Gary Alt, the biologist who was appointed by Pennsylvania Gov. Tom Ridge to decrease deer herds, said the story is similar in nearly every big deer hunting state. Hunters overprotect female deer to increase fawn production, multiplying their chances of shooting a buck. As the herd increases, they get used to seeing a lot of deer and then revolt when game managers try to lower populations.
“They pay the bills, so [states] keep them happy,’’ said Alt, who experienced death threats in Pennsylvania and wore body armor to public meetings.
Alt said he foresees a time when deer populations become so unbalanced that some states will authorize commercial culling for food, supplanting hunters as a herd management tool.
Johnson of the Deer Hunters Association said foresters sometimes exaggerate depredation by deer, ignoring other factors that stifle new trees. He said most hunters don’t see a need for densities to be as high as they were during peak population in the mid-2000s, when there were 50 deer per square mile in some areas. But “something in between’’ would be fair to hunters and protective of the ecosystem, he said.
The costs of browsing
Lowering deer densities wouldn’t necessarily solve the browsing problem either, Locke said, because even small groups of deer have “hammered’’ large pine plantings. Many foresters believe that seedlings from commercial nurseries are extra tasty to deer because they contain more nutrients than trees that grow from seeds cast from aircraft.
There is also a considerable cost to taxpayers in protecting forests from hungry deer. In the nine years that ended in fiscal 2012, the DNR spent about $2.75 million on bud-capping and spraying repellent on seedlings. National forests in the state also spend money annually on deterrents. Palik said a contractor recently submitted a bid to bud-cap pine seedlings on a 500-acre site at a cost of $185 per acre, or $92,500 per year.
DNR wildlife and forestry officials from Locke’s area revisited the deer debate last year, producing a draft report on how to manage pine regeneration and deer populations in the northwest part of the state. The report noted that there are fewer hunters now and more land has been put off limits to hunting due to development or leasing — factors that diminish deer hunting as a tool to keep herds in check.
The draft report projected that by 2025 there could be a steep decline in the area’s jack pine cover based on losses of 15,000 to 16,000 acres that occurred between 1990 and 2006.

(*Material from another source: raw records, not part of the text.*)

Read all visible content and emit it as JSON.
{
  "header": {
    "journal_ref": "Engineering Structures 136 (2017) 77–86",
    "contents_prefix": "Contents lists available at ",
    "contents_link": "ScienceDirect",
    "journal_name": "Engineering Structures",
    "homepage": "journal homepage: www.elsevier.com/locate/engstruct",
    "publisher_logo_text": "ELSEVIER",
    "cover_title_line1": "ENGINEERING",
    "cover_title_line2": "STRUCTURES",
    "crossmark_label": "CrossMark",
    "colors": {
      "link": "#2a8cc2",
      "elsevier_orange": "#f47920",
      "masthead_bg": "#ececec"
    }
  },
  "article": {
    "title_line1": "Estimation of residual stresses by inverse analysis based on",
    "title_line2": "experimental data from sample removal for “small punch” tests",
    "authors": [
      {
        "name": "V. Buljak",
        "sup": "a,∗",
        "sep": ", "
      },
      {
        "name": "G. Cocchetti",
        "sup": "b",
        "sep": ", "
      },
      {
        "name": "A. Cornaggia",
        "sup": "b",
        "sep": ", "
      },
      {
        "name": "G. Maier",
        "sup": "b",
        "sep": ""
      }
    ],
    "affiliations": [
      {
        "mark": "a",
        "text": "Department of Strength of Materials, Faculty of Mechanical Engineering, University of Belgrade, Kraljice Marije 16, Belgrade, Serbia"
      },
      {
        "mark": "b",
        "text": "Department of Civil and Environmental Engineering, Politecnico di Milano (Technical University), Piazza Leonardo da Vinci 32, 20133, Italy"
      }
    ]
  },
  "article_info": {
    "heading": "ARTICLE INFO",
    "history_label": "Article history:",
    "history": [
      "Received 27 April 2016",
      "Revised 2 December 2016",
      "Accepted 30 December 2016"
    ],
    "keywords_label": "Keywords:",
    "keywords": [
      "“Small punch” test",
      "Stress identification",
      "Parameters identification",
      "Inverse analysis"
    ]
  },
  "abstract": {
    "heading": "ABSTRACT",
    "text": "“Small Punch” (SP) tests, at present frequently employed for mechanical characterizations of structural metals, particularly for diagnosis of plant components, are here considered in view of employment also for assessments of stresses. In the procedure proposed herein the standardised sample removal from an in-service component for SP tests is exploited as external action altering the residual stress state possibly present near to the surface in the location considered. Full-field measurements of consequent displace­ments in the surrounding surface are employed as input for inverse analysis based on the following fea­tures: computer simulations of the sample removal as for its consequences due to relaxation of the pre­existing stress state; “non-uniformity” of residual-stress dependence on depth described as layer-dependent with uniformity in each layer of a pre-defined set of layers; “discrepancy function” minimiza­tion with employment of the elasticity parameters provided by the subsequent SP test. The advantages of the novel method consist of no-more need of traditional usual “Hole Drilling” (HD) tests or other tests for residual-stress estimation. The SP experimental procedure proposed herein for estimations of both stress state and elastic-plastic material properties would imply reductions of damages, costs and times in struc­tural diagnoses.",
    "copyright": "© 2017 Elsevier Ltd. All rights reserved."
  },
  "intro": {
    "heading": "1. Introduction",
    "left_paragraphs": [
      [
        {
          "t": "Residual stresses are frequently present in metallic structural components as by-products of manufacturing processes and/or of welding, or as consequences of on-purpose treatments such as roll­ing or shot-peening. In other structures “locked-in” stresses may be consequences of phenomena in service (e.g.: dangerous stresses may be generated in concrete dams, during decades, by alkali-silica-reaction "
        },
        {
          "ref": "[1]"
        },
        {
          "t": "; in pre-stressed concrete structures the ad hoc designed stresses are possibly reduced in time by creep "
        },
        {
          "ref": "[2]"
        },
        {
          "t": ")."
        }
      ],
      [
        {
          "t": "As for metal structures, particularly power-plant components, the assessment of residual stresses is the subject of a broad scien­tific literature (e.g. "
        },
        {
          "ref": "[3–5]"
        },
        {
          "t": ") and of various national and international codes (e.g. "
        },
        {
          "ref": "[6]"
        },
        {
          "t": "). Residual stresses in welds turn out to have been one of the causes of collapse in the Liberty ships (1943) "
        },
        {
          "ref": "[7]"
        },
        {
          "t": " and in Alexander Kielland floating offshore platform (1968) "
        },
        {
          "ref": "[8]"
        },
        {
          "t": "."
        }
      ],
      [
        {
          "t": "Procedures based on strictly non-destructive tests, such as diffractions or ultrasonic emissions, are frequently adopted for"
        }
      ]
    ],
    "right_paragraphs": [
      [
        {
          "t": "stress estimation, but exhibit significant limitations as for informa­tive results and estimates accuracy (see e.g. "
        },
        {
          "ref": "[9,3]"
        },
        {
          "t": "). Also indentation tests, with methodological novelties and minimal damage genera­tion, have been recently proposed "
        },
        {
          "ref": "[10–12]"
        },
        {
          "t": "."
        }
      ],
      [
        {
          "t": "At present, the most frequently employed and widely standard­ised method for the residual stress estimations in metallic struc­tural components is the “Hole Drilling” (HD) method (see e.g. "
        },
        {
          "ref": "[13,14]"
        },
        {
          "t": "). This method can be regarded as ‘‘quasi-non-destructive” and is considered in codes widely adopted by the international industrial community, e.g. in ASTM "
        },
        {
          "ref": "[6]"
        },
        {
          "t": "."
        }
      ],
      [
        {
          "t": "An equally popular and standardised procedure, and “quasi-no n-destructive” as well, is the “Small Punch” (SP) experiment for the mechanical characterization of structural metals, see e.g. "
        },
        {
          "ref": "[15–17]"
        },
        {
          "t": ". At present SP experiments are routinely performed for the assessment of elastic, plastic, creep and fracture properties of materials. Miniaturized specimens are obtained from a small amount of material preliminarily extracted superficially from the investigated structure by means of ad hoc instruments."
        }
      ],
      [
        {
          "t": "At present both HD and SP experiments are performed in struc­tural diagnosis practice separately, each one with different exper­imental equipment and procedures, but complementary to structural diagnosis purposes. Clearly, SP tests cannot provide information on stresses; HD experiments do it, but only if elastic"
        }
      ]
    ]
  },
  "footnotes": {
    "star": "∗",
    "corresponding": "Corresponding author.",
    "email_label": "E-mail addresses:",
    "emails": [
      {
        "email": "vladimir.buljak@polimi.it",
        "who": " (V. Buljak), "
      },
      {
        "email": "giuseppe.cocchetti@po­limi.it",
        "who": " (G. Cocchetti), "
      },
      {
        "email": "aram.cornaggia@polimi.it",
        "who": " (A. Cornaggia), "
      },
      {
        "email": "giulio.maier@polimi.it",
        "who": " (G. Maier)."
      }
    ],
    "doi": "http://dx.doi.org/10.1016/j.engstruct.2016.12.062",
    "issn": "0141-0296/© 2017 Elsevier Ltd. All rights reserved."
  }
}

For the environment, selective browsing by deer also means a reduction in other trees and plants, including red oak, certain lillies, orchids and other plant species, said Lee Frelich, University of Minnesota forest biologist. The overall effect is a cascading drop-off in certain insects, less habitat for animals, fewer songbirds, less grouse and pheasant and the disappearance of various berries, Frelich said.
“Deer are contributing to the shifting composition of the forest,’’ said Frelich, who has studied the deer-related loss of new-growth hemlock trees in the Porcupine Mountains of Michigan’s Upper Peninsula.
McInenly said deer hunters in Minnesota understand the need to keep the herd in check. Hunters went along with the deer reduction in 2005-2007 when foresters and ecologists were more vocal about browsing damage, she said. And it’s the DNR’s job to balance competing interests, especially when it comes to the “upper thresholds’’ for protecting healthy ecosystems, she said.
But the DNR can’t ignore the social reality of deer hunting and “certainly’’ listens to hunters, McInenly said.
For now, indications point toward a managed increase in the deer population, but no one knows what that number will be.
“We are trying to find the sweet spot, but I don’t think you ever land on the sweet spot,’’ McInenly said.